Prompt. Copy out, from the data below, each line in which the word "name" occurs.

Data records for software interfaces.

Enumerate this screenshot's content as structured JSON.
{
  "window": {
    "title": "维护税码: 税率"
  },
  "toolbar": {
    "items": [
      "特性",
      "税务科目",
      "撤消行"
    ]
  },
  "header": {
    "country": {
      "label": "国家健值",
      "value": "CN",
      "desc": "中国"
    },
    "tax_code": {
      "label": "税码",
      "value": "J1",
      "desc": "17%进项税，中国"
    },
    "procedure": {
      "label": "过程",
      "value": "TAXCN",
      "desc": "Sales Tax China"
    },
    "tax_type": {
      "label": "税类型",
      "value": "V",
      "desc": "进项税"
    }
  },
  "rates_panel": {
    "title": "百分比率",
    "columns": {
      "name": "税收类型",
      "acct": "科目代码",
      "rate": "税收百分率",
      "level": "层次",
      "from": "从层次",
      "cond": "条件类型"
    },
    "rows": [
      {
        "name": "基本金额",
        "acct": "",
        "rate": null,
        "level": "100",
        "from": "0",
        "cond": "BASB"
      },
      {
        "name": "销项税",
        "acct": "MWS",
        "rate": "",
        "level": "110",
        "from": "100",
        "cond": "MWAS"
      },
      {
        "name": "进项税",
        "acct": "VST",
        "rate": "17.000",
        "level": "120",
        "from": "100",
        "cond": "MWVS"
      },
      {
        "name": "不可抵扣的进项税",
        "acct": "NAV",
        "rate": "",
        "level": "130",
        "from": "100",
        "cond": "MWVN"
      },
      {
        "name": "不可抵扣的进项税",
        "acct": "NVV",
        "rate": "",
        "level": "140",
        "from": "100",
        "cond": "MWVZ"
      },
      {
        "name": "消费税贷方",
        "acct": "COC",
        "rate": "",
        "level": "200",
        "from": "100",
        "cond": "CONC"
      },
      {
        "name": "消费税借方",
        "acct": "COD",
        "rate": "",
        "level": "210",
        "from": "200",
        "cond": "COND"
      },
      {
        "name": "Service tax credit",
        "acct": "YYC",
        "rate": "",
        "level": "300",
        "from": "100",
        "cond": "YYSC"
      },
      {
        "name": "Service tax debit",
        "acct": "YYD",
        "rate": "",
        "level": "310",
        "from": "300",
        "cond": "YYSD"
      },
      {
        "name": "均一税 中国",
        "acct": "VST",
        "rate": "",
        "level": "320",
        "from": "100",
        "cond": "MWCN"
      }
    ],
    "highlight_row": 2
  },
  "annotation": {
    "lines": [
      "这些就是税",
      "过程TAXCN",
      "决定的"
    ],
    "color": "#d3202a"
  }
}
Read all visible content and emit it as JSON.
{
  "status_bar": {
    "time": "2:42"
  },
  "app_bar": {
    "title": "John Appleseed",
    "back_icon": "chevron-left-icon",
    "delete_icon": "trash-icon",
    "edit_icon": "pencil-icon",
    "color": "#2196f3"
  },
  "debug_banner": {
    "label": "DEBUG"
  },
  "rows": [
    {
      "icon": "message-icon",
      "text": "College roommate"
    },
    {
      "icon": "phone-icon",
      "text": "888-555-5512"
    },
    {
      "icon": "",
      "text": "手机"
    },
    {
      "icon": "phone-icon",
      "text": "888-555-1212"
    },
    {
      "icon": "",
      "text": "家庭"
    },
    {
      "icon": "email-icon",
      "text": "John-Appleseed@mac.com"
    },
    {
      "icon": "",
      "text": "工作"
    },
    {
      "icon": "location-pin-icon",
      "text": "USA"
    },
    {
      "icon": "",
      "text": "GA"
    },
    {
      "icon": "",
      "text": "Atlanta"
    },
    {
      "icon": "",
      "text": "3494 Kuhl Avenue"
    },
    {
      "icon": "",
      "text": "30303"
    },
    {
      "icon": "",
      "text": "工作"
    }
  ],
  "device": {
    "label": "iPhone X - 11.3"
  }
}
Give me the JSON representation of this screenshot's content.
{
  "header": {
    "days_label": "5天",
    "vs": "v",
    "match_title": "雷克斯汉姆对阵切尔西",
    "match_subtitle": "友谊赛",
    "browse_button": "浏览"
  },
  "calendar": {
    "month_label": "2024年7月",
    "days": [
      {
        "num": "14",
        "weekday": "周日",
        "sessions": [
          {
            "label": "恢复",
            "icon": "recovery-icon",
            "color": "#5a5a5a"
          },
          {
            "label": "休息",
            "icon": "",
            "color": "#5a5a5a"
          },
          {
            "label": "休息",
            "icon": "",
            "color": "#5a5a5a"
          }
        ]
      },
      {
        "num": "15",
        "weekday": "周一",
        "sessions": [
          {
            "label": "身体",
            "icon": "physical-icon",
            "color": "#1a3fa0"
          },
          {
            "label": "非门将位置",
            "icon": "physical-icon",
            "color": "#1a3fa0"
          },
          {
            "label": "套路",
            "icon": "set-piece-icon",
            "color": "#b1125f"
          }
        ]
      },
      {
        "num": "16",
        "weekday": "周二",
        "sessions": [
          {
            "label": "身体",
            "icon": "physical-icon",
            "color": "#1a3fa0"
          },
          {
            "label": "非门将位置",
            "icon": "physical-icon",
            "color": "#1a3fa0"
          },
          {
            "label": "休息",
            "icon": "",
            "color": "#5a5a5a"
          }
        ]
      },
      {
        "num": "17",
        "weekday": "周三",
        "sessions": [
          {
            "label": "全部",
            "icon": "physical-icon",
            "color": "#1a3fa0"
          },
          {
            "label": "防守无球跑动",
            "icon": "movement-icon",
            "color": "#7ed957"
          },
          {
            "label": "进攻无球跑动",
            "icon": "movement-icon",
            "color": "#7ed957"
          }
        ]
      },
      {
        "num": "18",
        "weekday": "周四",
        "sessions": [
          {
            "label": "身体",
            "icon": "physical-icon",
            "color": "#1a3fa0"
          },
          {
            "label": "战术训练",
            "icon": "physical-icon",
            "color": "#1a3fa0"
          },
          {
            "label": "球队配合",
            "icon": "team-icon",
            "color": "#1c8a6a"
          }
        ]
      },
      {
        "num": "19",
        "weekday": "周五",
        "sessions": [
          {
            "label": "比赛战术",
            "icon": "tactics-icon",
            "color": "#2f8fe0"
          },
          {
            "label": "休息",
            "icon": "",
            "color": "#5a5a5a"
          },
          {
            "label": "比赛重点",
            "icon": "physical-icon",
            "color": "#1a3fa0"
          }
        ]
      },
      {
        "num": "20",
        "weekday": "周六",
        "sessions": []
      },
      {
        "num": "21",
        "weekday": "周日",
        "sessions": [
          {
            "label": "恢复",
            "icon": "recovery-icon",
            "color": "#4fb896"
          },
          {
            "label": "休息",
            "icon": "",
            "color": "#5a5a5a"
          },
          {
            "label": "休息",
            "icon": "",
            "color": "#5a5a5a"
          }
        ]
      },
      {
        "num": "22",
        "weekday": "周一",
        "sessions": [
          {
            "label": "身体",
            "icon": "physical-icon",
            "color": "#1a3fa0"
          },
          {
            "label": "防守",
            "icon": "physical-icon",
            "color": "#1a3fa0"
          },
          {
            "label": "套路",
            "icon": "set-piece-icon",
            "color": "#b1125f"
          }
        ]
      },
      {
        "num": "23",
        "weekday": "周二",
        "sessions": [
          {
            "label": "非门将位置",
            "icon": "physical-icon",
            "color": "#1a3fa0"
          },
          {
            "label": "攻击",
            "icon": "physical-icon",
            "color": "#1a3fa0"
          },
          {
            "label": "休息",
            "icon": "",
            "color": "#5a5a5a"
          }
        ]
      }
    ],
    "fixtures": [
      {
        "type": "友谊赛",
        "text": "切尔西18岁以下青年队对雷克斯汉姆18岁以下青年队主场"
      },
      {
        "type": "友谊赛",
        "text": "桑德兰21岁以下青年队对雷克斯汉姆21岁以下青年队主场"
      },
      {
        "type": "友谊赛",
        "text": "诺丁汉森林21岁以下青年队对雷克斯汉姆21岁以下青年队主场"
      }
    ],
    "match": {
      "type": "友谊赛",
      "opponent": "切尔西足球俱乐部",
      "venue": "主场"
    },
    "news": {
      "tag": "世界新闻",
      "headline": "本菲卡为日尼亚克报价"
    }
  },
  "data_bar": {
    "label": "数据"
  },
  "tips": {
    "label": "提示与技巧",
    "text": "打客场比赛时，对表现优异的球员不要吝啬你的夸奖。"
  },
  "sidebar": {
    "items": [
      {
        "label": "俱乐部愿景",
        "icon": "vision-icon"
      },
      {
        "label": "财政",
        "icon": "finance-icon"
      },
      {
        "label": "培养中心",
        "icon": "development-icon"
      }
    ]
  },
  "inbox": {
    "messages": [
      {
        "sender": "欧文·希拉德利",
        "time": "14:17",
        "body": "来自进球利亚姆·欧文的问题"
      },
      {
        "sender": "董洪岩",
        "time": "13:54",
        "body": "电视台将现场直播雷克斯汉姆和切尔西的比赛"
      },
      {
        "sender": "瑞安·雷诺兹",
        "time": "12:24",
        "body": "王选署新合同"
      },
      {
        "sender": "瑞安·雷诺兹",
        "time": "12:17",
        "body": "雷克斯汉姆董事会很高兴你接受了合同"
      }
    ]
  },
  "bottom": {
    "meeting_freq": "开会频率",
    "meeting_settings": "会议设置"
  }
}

Solution to the problem.
      "name": "税收类型",
        "name": "基本金额",
        "name": "销项税",
        "name": "进项税",
        "name": "不可抵扣的进项税",
        "name": "不可抵扣的进项税",
        "name": "消费税贷方",
        "name": "消费税借方",
        "name": "Service tax credit",
        "name": "Service tax debit",
        "name": "均一税 中国",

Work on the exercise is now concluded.